I was a frightened, lonely little boy. Honestly, I think I was very well on the road to some healthy PTSD and a predisposition to anxiety disorder. There wasn’t a day that went by that I didn’t ponder “what will we do?” I didn’t know what that meant. Like, will we be sent away like the kids in WWII England. Yes, I did see “Bedknobs and Broomsticks” – might have been in the theater. Until my mother was gravely ill, she worked at the local theater and would let me in to watch movies for free until she got off of work. As an aside, I saw my first car chase in 1973 watching “The 7-Ups” for free. Nope, bet you never saw that one. It was a real piece of crap, but I liked it!!! With all of this stuff going on and nobody to talk to, things started to get, for lack of a better description from the perspective of a kid, weird.

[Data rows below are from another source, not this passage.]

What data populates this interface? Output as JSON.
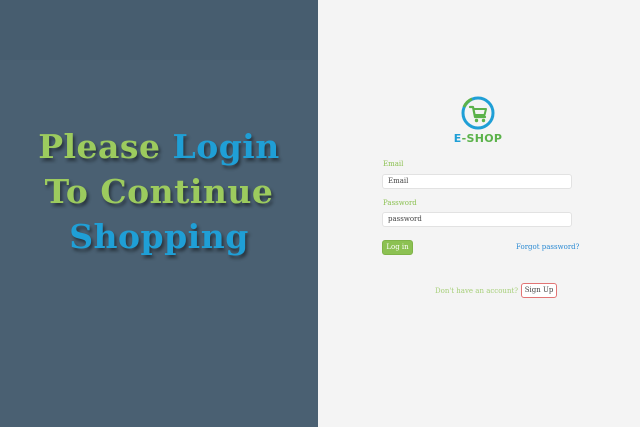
{
  "hero": {
    "line1_part1": "Please ",
    "line1_part2": "Login",
    "line2": "To Continue",
    "line3": "Shopping"
  },
  "logo": {
    "icon": "shopping-cart-icon",
    "text_part1": "E",
    "text_part2": "-SHOP"
  },
  "form": {
    "email_label": "Email",
    "email_placeholder": "Email",
    "password_label": "Password",
    "password_placeholder": "password",
    "login_label": "Log in",
    "forgot_label": "Forgot password?"
  },
  "signup": {
    "prompt": "Don't have an account?",
    "button_label": "Sign Up"
  },
  "colors": {
    "left_bg": "#4a6072",
    "right_bg": "#f4f4f4",
    "green": "#9ccb5e",
    "blue": "#1f9fd6",
    "login_button": "#8cc152",
    "signup_border": "#e27474",
    "link": "#2b8ad3"
  }
}
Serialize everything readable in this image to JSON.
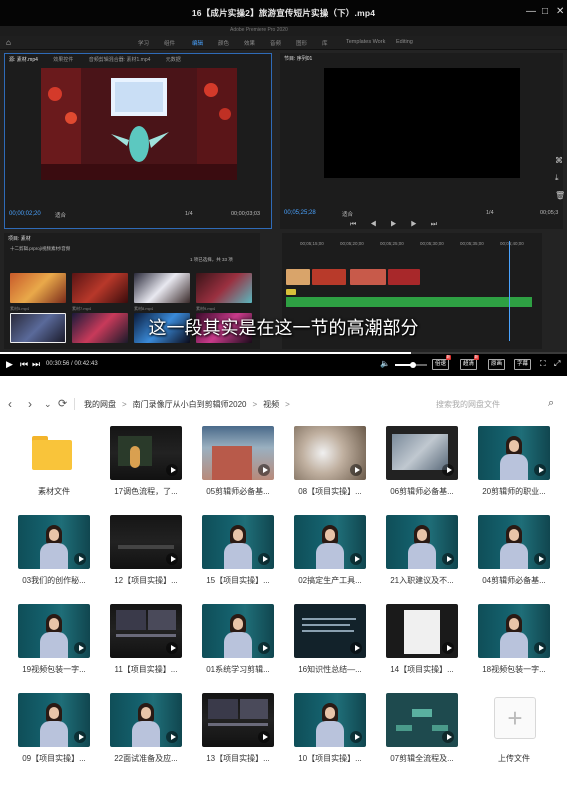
{
  "player": {
    "title": "16【成片实操2】旅游宣传短片实操（下）.mp4",
    "window_controls": [
      "—",
      "□",
      "✕"
    ],
    "premiere": {
      "menubar_hint": "Adobe Premiere Pro 2020",
      "workspaces": [
        "学习",
        "组件",
        "编辑",
        "颜色",
        "效果",
        "音频",
        "图形",
        "库",
        "Templates Work",
        "Editing"
      ],
      "active_workspace": "编辑",
      "source_tabs": [
        "源: 素材.mp4",
        "效果控件",
        "音频剪辑混合器: 素材1.mp4",
        "元数据"
      ],
      "program_tab": "节目: 序列01",
      "source_tc_left": "00;00;02;20",
      "source_tc_right": "00;00;03;03",
      "source_fit": "适合",
      "source_scale": "1/4",
      "program_tc_left": "00;05;25;28",
      "program_tc_right": "00;05;3",
      "program_fit": "适合",
      "program_scale": "1/4",
      "transport_icons": "⏮ ◀ ▶ ▶ ⏭",
      "project_title": "项目: 素材",
      "project_path": "十二剪辑.prproj\\视频素材\\音频",
      "project_count": "1 项已选择，共 33 项",
      "timeline_ruler": [
        "00;05;15;00",
        "00;05;20;00",
        "00;05;25;00",
        "00;05;30;00",
        "00;05;35;00",
        "00;05;40;00"
      ],
      "thumb_labels": [
        "素材5.mp4",
        "素材7.mp4",
        "素材8.mp4",
        "素材9.mp4",
        "素材10.mp4",
        "素材11.mp4",
        "素材12.mp4",
        "素材13.mp4"
      ]
    },
    "subtitle": "这一段其实是在这一节的高潮部分",
    "time_current": "00:30:56",
    "time_total": "00:42:43",
    "time_display": "00:30:56 / 00:42:43",
    "progress": 0.724,
    "volume": 0.55,
    "buttons": [
      {
        "label": "倍速",
        "badge": "新"
      },
      {
        "label": "超清",
        "badge": "新"
      },
      {
        "label": "原画",
        "badge": ""
      },
      {
        "label": "字幕",
        "badge": ""
      }
    ],
    "icons": [
      "play-icon",
      "prev-icon",
      "next-icon",
      "volume-icon",
      "fullscreen-icon",
      "pip-icon"
    ]
  },
  "browser": {
    "breadcrumb": [
      "我的网盘",
      "南门录像厅从小白到剪辑师2020",
      "视频"
    ],
    "search_placeholder": "搜索我的网盘文件",
    "files": [
      {
        "name": "素材文件",
        "type": "folder"
      },
      {
        "name": "17调色流程，了...",
        "type": "video",
        "thumb": "dark-person"
      },
      {
        "name": "05剪辑师必备基...",
        "type": "video",
        "thumb": "building"
      },
      {
        "name": "08【项目实操】...",
        "type": "video",
        "thumb": "blur"
      },
      {
        "name": "06剪辑师必备基...",
        "type": "video",
        "thumb": "screen"
      },
      {
        "name": "20剪辑师的职业...",
        "type": "video",
        "thumb": "teal-person"
      },
      {
        "name": "03我们的创作秘...",
        "type": "video",
        "thumb": "teal-person"
      },
      {
        "name": "12【项目实操】...",
        "type": "video",
        "thumb": "dark"
      },
      {
        "name": "15【项目实操】...",
        "type": "video",
        "thumb": "teal-person"
      },
      {
        "name": "02搞定生产工具...",
        "type": "video",
        "thumb": "teal-person"
      },
      {
        "name": "21入职建议及不...",
        "type": "video",
        "thumb": "teal-person"
      },
      {
        "name": "04剪辑师必备基...",
        "type": "video",
        "thumb": "teal-person"
      },
      {
        "name": "19视频包装一字...",
        "type": "video",
        "thumb": "teal-person"
      },
      {
        "name": "11【项目实操】...",
        "type": "video",
        "thumb": "dark-ui"
      },
      {
        "name": "01系统学习剪辑...",
        "type": "video",
        "thumb": "teal-person"
      },
      {
        "name": "16知识性总结—...",
        "type": "video",
        "thumb": "text-dark"
      },
      {
        "name": "14【项目实操】...",
        "type": "video",
        "thumb": "doc"
      },
      {
        "name": "18视频包装一字...",
        "type": "video",
        "thumb": "teal-person"
      },
      {
        "name": "09【项目实操】...",
        "type": "video",
        "thumb": "teal-person"
      },
      {
        "name": "22面试准备及应...",
        "type": "video",
        "thumb": "teal-person"
      },
      {
        "name": "13【项目实操】...",
        "type": "video",
        "thumb": "dark-ui"
      },
      {
        "name": "10【项目实操】...",
        "type": "video",
        "thumb": "teal-person"
      },
      {
        "name": "07剪辑全流程及...",
        "type": "video",
        "thumb": "diagram"
      },
      {
        "name": "上传文件",
        "type": "upload"
      }
    ]
  },
  "colors": {
    "premiere_blue": "#4aa3ff",
    "folder_yellow": "#f9c43a",
    "badge_red": "#e0312f",
    "audio_green": "#2ea043"
  }
}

I was having dreams when I could sleep. I was afraid to sleep, and I had to share a bedroom with my father because I was the only other boy in the house and none of the girls would share a room with a boy. My room had a folding victrola on the bureau that was rarely used. I was in “my room” playing one evening when I decided to use it. I was adept at playing records. We had tons of records and my family were all involved in music in one way or another. I had heard LOTS of recordings of many different genres of music, but what was lying around was a new box set that was new and looked pretty. It just happened to be the first edition of the Neville Marriner recording of the complete Bach Brandenburg Concerto, with St. Martin in the Fields Orchestra. To this day, I don’t know who bought it or why it was brand new and just lying around my room. So, I stacked the records. It was a 2 LP boxed set with a long winded insert. And pushed the spring-loaded button to start the loading process, and then, something happened. I had never heard anything like it in my life. I didn’t know what I was hearing, but it took my mind away from what was “weird” in my life. I didn’t listen for long, as it put my directly to sleep. From that day on, when I didn’t feel right, I put on the records – didn’t matter where I dropped the needle. I tried to mix it up as to wear the record evenly. I played this set every night when I went to bed – for over 20 years! I wore out multiple sets, and no, only that particular recording did it. I tried others, but the period instruments made it sound “right.” I bought any recording with Neville Marriner and St. Martin in the Fields. I studied them and I don’t know why. I just loved the work that Marriner did with St. Martin in the Fields. When CDs came out, I would listen to the recordings with the sound turned all the way up so I could hear Marriner breathing his phrases with the orchestra. I don’t think I knew what he looked like until years after I had discovered his recordings. It didn’t matter, I just knew that the music took me from my life and made things make sense. I didn’t know Sir Neville Marriner, but I really felt like he did me a great favor in a time in my life where I needed a break. So, when I heard that Sir Neville Marriner passed away, I really did feel that I lost a mentor, friend, and companion who helped me through a rough time.